EXERCISE — In the lines below, look for "this". Copy each line where it appears.

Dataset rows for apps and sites
•••••

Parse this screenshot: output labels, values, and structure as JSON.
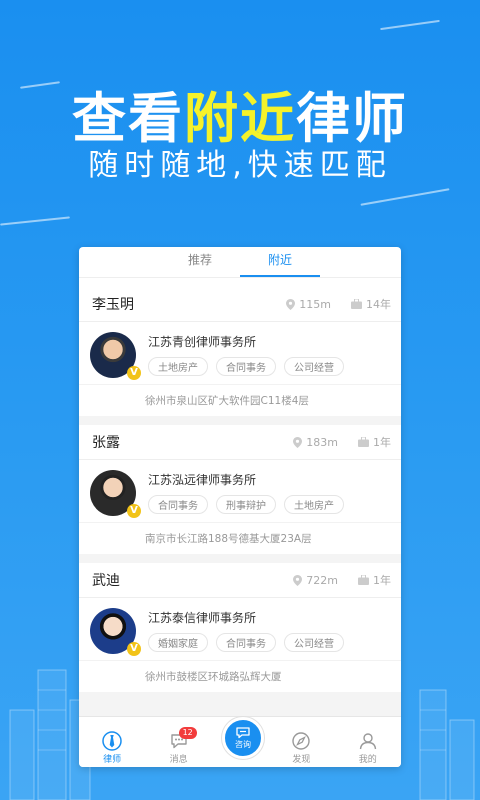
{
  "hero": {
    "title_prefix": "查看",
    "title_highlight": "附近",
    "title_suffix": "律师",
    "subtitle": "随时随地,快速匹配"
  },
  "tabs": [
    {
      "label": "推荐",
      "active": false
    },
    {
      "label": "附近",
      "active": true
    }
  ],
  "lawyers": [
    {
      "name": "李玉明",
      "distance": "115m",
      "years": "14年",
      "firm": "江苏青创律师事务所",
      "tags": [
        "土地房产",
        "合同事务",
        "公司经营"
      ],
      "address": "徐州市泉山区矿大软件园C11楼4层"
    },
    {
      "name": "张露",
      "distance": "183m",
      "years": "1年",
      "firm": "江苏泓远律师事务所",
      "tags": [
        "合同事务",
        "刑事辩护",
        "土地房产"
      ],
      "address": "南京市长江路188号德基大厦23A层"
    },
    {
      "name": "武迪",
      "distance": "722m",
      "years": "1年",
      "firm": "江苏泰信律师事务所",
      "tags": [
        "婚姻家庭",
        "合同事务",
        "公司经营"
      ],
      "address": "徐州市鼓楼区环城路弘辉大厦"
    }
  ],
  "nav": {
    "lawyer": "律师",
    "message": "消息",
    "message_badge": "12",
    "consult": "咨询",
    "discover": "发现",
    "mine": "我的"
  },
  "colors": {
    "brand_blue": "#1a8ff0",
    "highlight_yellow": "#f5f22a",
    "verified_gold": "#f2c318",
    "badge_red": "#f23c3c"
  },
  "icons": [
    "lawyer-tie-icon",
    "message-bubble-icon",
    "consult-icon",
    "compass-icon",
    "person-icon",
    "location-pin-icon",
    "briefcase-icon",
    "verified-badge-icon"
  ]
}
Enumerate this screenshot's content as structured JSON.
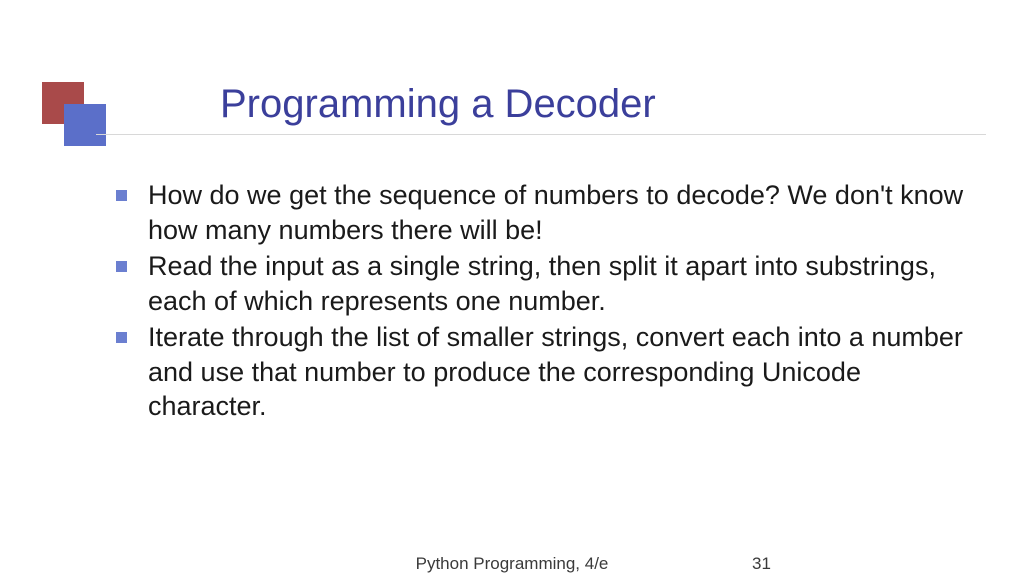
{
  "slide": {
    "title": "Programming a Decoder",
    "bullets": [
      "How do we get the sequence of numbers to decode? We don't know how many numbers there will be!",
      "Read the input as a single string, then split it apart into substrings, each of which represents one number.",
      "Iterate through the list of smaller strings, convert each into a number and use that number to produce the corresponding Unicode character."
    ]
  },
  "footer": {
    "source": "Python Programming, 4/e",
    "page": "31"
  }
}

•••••

EXERCISE ANSWER —
Parse this screenshot: output labels, values, and structure as JSON.
Enumerate this screenshot's content as structured JSON.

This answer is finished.